Your objective:
Be exact. Print each record as it stands.

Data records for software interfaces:
____________________

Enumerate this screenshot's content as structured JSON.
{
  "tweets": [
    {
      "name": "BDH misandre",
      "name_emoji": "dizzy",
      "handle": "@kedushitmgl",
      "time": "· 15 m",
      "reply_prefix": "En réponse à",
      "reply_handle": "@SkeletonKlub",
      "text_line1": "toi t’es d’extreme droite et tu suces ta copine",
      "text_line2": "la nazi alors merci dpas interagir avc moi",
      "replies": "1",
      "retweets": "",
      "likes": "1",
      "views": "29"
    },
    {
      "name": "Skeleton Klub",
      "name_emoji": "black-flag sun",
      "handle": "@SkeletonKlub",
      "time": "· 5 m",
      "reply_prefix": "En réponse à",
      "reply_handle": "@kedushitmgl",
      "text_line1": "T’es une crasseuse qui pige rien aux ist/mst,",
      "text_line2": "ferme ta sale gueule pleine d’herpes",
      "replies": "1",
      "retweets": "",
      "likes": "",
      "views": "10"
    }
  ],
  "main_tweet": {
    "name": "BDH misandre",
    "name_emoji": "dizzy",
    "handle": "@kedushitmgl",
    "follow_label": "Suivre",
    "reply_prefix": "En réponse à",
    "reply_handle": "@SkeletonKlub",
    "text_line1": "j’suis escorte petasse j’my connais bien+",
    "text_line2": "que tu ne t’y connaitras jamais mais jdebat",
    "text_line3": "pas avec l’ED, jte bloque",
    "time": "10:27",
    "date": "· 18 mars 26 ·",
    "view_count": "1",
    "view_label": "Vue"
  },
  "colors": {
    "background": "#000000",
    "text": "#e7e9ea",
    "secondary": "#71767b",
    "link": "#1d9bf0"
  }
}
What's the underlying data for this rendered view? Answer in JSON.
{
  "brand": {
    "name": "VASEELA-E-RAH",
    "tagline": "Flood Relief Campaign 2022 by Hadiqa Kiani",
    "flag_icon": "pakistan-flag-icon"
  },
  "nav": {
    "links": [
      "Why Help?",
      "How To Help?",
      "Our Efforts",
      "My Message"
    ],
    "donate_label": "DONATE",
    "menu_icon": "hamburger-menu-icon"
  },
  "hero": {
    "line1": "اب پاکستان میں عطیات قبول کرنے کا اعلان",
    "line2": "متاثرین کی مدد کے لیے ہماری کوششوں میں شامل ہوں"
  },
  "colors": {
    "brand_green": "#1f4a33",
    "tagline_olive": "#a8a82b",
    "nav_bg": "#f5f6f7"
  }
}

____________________

Result below:
Enumerate this screenshot's content as structured JSON.
{
  "tweets": [
    {
      "name": "BDH misandre",
      "name_emoji": "dizzy",
      "handle": "@kedushitmgl",
      "time": "· 15 m",
      "reply_prefix": "En réponse à",
      "reply_handle": "@SkeletonKlub",
      "text_line1": "toi t’es d’extreme droite et tu suces ta copine",
      "text_line2": "la nazi alors merci dpas interagir avc moi",
      "replies": "1",
      "retweets": "",
      "likes": "1",
      "views": "29"
    },
    {
      "name": "Skeleton Klub",
      "name_emoji": "black-flag sun",
      "handle": "@SkeletonKlub",
      "time": "· 5 m",
      "reply_prefix": "En réponse à",
      "reply_handle": "@kedushitmgl",
      "text_line1": "T’es une crasseuse qui pige rien aux ist/mst,",
      "text_line2": "ferme ta sale gueule pleine d’herpes",
      "replies": "1",
      "retweets": "",
      "likes": "",
      "views": "10"
    }
  ],
  "main_tweet": {
    "name": "BDH misandre",
    "name_emoji": "dizzy",
    "handle": "@kedushitmgl",
    "follow_label": "Suivre",
    "reply_prefix": "En réponse à",
    "reply_handle": "@SkeletonKlub",
    "text_line1": "j’suis escorte petasse j’my connais bien+",
    "text_line2": "que tu ne t’y connaitras jamais mais jdebat",
    "text_line3": "pas avec l’ED, jte bloque",
    "time": "10:27",
    "date": "· 18 mars 26 ·",
    "view_count": "1",
    "view_label": "Vue"
  },
  "colors": {
    "background": "#000000",
    "text": "#e7e9ea",
    "secondary": "#71767b",
    "link": "#1d9bf0"
  }
}
What's the underlying data for this rendered view? Answer in JSON.
{
  "brand": {
    "name": "VASEELA-E-RAH",
    "tagline": "Flood Relief Campaign 2022 by Hadiqa Kiani",
    "flag_icon": "pakistan-flag-icon"
  },
  "nav": {
    "links": [
      "Why Help?",
      "How To Help?",
      "Our Efforts",
      "My Message"
    ],
    "donate_label": "DONATE",
    "menu_icon": "hamburger-menu-icon"
  },
  "hero": {
    "line1": "اب پاکستان میں عطیات قبول کرنے کا اعلان",
    "line2": "متاثرین کی مدد کے لیے ہماری کوششوں میں شامل ہوں"
  },
  "colors": {
    "brand_green": "#1f4a33",
    "tagline_olive": "#a8a82b",
    "nav_bg": "#f5f6f7"
  }
}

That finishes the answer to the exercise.